Search the listing for the word "الذهب" and copy every line where it turns up.

# # # # #

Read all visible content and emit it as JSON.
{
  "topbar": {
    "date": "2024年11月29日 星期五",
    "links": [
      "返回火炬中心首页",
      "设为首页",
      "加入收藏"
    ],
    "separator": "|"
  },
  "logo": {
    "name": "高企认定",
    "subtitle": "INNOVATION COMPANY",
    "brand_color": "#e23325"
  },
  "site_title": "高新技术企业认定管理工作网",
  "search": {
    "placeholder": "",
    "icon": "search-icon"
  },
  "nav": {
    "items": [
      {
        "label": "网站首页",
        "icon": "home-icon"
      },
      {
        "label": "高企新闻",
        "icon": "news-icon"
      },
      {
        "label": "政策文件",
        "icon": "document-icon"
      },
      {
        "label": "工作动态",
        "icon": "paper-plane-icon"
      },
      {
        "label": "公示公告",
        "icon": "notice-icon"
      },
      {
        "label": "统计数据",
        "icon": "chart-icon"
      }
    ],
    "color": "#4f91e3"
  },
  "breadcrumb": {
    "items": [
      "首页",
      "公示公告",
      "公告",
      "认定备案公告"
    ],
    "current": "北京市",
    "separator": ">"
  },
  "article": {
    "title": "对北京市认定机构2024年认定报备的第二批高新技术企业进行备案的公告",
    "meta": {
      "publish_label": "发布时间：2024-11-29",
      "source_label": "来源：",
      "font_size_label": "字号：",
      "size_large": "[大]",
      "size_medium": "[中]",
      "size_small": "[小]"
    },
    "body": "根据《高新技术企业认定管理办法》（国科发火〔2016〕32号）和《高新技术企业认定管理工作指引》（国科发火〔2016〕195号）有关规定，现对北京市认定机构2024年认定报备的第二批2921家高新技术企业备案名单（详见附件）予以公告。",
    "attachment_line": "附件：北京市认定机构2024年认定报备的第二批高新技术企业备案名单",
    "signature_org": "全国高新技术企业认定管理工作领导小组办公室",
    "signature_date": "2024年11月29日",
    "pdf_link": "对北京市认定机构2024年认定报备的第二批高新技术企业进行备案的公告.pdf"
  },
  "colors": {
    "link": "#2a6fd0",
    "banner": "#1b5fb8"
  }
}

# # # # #

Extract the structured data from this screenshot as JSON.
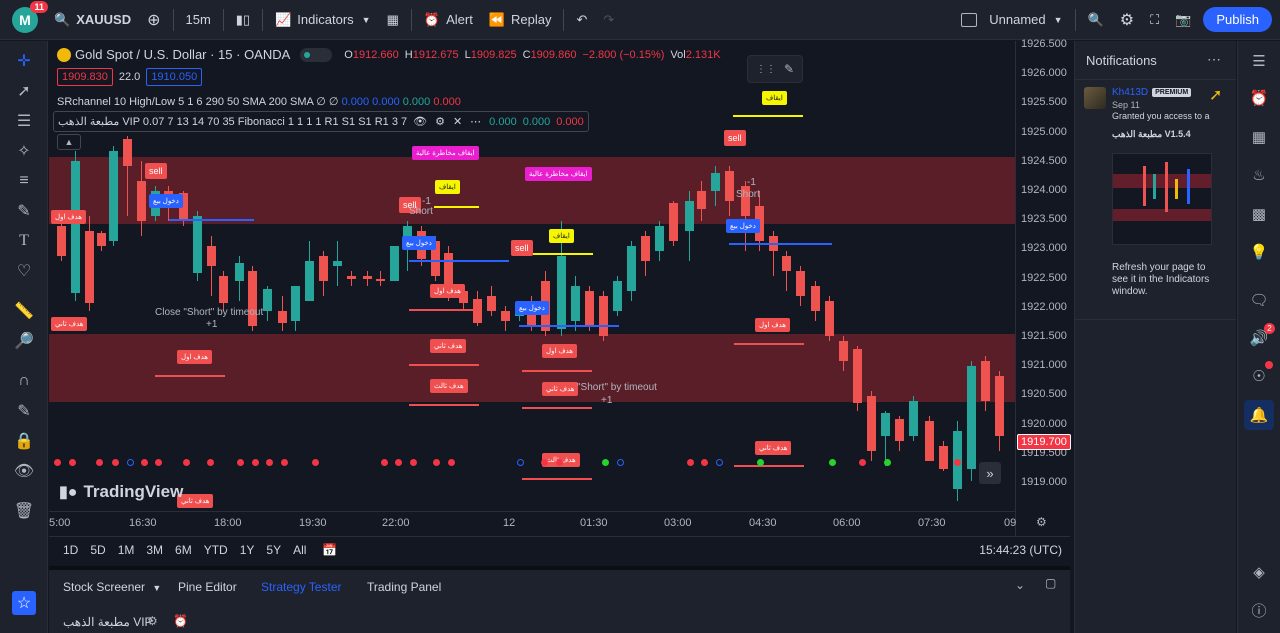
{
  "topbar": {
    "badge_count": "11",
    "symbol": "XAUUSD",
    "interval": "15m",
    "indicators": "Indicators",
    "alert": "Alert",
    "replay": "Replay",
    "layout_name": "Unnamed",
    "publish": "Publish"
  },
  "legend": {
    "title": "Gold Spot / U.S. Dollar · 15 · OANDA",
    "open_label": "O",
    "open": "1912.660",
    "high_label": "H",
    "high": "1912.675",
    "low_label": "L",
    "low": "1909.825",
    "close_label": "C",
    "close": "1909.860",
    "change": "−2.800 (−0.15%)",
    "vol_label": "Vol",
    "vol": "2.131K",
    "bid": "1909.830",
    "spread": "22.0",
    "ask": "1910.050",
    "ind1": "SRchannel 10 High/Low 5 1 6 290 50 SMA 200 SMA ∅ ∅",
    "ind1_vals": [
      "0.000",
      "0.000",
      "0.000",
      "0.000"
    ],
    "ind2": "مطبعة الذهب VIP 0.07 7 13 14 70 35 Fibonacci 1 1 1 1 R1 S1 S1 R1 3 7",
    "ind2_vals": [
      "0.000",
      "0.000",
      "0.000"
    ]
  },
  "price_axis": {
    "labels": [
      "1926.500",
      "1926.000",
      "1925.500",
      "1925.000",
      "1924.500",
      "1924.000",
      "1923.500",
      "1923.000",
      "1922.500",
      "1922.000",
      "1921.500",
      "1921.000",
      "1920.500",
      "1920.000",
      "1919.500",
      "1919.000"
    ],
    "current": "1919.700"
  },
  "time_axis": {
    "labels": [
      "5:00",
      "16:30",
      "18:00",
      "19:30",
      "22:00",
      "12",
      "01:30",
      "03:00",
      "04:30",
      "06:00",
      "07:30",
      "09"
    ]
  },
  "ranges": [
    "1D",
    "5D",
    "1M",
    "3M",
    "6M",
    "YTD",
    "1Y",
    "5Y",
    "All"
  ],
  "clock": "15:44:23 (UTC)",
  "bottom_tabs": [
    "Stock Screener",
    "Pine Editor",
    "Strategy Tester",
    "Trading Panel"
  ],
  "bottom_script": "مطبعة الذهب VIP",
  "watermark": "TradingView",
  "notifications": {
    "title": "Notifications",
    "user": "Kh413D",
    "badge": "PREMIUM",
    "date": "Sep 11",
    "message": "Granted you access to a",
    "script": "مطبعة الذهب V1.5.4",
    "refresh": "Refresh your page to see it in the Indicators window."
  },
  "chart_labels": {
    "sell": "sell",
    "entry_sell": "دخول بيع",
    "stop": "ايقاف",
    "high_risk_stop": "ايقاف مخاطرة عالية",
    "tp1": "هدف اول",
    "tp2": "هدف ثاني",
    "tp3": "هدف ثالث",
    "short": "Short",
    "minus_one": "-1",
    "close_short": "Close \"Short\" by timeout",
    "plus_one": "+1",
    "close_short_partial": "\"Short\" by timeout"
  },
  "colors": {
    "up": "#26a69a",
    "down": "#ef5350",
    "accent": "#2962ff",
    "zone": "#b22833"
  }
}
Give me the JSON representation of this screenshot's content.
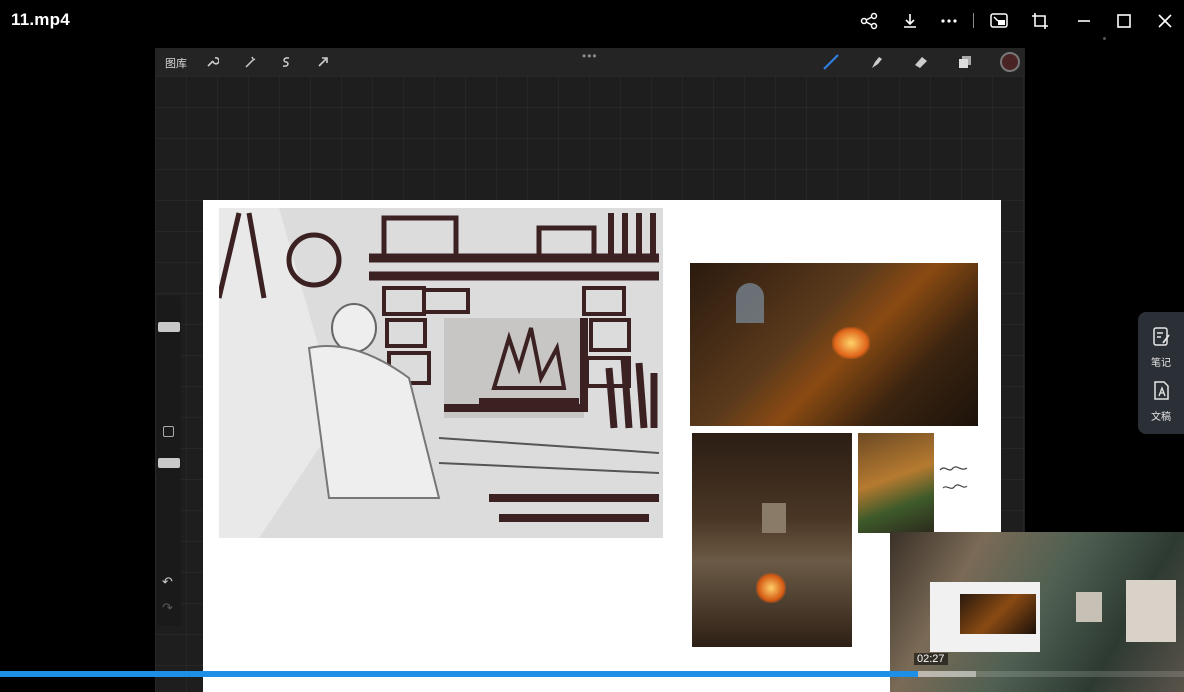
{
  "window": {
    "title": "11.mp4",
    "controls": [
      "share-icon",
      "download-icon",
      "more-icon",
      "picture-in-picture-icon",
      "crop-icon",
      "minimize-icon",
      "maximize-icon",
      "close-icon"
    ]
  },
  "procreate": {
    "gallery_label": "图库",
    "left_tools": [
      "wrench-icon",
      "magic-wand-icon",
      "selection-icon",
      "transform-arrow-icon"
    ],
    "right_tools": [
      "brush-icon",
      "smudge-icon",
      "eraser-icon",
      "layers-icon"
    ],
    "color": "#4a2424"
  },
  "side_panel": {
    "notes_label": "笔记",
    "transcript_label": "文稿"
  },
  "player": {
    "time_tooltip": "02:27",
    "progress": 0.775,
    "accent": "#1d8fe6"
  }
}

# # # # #

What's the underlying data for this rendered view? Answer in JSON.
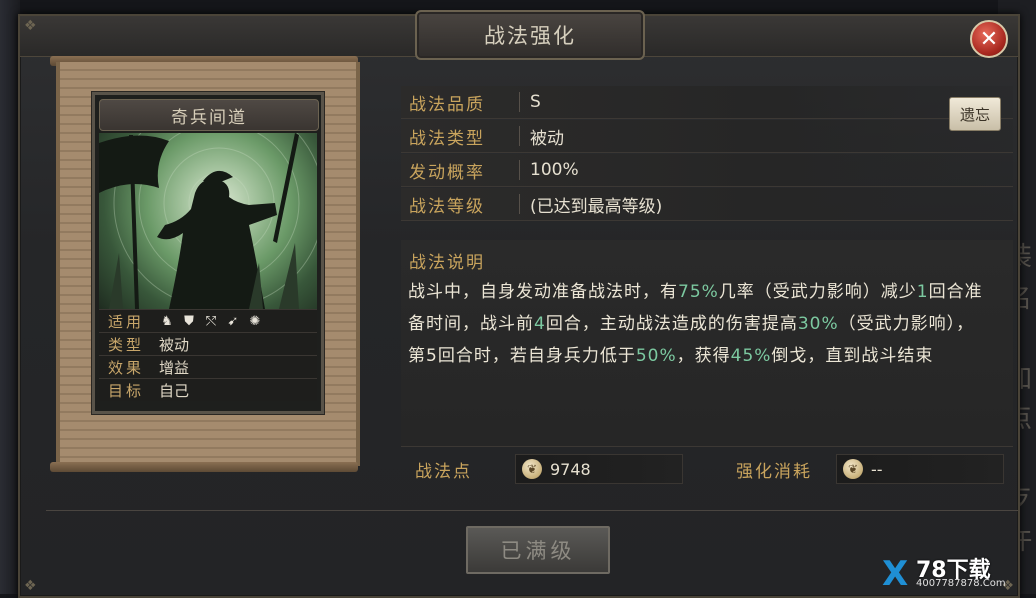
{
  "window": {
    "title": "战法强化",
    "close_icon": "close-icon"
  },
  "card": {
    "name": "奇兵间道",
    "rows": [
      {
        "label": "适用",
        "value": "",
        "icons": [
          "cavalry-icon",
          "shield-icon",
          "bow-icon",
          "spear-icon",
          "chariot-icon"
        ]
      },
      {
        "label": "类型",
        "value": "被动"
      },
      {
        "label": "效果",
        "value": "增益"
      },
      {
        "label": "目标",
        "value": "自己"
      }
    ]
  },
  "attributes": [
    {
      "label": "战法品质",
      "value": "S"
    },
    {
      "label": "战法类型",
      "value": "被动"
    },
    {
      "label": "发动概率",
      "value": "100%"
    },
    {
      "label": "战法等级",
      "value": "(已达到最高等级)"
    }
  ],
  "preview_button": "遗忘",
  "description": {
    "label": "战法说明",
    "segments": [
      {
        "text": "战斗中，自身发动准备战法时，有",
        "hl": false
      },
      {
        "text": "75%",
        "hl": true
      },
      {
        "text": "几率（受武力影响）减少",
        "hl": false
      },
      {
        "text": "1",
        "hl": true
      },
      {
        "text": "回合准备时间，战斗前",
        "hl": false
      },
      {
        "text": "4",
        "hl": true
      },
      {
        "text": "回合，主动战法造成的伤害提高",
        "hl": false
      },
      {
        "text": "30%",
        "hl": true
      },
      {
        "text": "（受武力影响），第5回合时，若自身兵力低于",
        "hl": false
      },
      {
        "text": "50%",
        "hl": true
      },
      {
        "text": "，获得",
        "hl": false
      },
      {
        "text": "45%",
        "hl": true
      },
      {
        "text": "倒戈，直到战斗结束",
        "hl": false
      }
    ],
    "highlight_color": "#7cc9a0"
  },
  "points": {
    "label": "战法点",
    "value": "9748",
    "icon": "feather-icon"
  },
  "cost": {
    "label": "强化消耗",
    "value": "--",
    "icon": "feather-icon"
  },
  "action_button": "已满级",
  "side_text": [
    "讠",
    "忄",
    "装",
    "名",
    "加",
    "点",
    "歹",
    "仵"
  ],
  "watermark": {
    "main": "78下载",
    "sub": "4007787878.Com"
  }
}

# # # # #

*Your solution:*
    "ind2": "مطبعة الذهب VIP 0.07 7 13 14 70 35 Fibonacci 1 1 1 1 R1 S1 S1 R1 3 7",
  "bottom_script": "مطبعة الذهب VIP",
    "script": "مطبعة الذهب V1.5.4",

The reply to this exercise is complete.